No one seems to empathize with the top dog. Being an executive is an unbelievable physical challenge- long work hours, long meetings, putting out “fires”as well as managing a team of employees. There is no “Nine to five” and this kind of schedule presents a barrier to maintaining physical health.
Somehow, a large number of CEO’s, CFO’s and COO’s found their way to my practice and in most cases- you just want to know how to get rid of the problem and aren’t looking for a one hour routine. If you spend enough time with any group you start to see some patterns emerge. Executives commonly experience low back and neck pain, tennis elbow and shoulder pain. If you are an executive-hang in there for a five minute read and I will review these common problems and how five easy exercises can help. Don’t worry- no gyms or cutoff shirts are needed! After introducing the exercises and their purpose, you can watch a video to learn the technique. Don’t let the incredible videography distract you from learning the movements- I am highly trained in the visual arts!
The handshake has a lot of meaning for an executive- greeting, parting, offering congratulations, gratitude or completing a deal. It conveys trust, strength, respect and equality.

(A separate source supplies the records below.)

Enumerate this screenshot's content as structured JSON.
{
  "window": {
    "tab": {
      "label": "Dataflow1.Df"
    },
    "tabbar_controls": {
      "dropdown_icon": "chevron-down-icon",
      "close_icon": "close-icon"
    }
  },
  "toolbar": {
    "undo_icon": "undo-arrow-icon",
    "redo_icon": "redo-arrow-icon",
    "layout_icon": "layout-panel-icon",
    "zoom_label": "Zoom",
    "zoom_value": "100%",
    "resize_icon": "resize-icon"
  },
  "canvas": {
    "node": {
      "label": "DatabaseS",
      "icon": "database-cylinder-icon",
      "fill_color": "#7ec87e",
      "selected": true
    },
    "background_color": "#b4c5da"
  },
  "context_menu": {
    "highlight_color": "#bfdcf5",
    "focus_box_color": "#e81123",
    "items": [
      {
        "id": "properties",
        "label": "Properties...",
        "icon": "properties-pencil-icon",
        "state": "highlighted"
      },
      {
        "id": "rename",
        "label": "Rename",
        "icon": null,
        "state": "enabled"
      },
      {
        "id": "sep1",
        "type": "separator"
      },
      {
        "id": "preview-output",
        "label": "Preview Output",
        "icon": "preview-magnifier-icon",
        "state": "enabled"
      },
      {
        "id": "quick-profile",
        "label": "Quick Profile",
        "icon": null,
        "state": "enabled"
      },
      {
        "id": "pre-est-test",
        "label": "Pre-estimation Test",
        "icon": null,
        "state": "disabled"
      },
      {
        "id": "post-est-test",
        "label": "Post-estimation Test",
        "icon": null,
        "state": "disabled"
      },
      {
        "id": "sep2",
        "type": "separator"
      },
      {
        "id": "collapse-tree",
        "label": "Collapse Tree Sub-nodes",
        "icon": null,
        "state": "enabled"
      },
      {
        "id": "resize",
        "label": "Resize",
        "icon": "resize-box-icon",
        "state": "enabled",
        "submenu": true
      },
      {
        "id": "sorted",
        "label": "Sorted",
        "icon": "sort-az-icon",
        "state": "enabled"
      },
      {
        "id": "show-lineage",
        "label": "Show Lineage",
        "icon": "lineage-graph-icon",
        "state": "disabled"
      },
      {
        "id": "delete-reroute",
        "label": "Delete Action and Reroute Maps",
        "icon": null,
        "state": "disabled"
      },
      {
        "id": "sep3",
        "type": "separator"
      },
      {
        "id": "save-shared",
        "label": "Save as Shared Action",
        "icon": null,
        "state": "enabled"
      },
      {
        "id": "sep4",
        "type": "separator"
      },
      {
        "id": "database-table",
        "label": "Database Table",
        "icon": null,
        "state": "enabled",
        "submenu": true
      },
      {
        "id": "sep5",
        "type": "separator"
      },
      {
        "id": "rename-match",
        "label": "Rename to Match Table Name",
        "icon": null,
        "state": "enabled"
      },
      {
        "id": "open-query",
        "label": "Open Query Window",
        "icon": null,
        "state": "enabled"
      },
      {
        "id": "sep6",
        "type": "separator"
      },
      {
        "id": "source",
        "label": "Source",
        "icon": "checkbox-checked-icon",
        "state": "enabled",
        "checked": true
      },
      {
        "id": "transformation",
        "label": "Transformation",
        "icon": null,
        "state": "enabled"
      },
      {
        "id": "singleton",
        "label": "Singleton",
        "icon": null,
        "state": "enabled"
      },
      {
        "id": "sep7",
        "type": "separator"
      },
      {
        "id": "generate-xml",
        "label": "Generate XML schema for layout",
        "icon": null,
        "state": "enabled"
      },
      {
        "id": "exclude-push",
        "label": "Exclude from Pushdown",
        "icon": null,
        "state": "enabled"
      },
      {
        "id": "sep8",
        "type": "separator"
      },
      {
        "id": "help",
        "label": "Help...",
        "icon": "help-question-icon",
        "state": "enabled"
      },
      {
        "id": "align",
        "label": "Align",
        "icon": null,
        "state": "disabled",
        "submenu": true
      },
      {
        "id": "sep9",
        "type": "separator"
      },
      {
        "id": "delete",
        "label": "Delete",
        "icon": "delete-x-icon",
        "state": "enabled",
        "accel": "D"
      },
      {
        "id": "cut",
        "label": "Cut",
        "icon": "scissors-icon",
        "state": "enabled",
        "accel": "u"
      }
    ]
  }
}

So, what happens when this causes elbow pain? The light just went on for the ladies or gentlemen who realize they have this pain and it’s related to how many hands they need to shake in a day. I have had patients and clients switch from a “righty” to a “lefty” because this hurts so much. Tennis elbow, a common condition, is often the culprit here. No-believe it or not, you don’t need to play tennis to get tennis elbow.
A good exercise for tennis elbow is wrist extension. There are two methods- eccentrics(shown in first video) and heavy slow resistance (HSR). Both are effective for reducing tennis elbow pain- the difference is the technique. With eccentrics, you work half of the motion(you will see in video) with a lot of repetitions- 3×10, 3 times a day. With HSR you will move the wrist up and down against the resistance of a band or dumbbell for 3×8 with 5 second counts as the wrist moves up and back down. This is performed every other day. If the elbow is too irritated, you may need to start with an isometric (no movement) contraction, which is shown in the second video.
Low back pain is experienced by most people in their lives- about 84%. I wrote a much larger and more detailed article on this, which can be found here:
We will keep things much shorter for this article. Low back pain for executives can often be a result of not using the back! That’s right- sitting all day long and lower levels of activity mean the back doesn’t get what it needs- range of motion and work! There is good evidence that although the spine is resilient and made to handle large loads throughout the lifespan, the less it is used, the weaker and more painful it can become! This first exercise is a “Feel good” movement that works on spine mobility.
The next exercise addresses the paraspinal muscles- the muscles tasked with extending (straightening) your spine and helping you stand back up after bending forward. There is evidence that some of these muscles will become overactive, weak and atrophy with low back pain so maintaining the health of this tissue is very important.
Neck pain sits at the top of healthcare costs. According to The Journal of The American Medical Association- neck and low back pain are the third largest healthcare cost ($87.6 billion), right behind diabetes and ischemic heart disease. When your schedule requires a lot of sitting, reading and typing, a few things can develop- upper cervical tightness and decreased deep neck muscle endurance. This matters because if tissues become chronically shortened over time, they can get overactive, irritable and weak. When small stabilizing neck muscles becomes weak, the larger muscles in then neck are now causing movements from a less stable surface. Check out this video to learn how to perform one movement that helps both upper cervical motion and deep neck flexor muscle endurance.
Shoulder pain can often be related to the position of your scapula. This concept of sitting and working postures can often times get overplayed in rehabilitation. It’s not the end of the world when you are sitting or standing without perfect posture! The key- if you have pain related to a slouched position and correcting this with a few counter movements improves pain, then we have a plan of action. The idea isn’t that you do some exercises and it gives you perfect posture- it’s just breaking up a movement pattern enough throughout the day that it allows irritated tissues to take a break. This (last) video shows an easy movement that can be performed anywhere!
That’s it! Five easy movements that be be done in the office. If you want to break up the day with these movements- perform one set of each, 2-3 times a day. If you want to focus on building muscle endurance and strength, perform 3-5 sets in one bout. Please share this with your colleagues so they don’t have to come in to see me!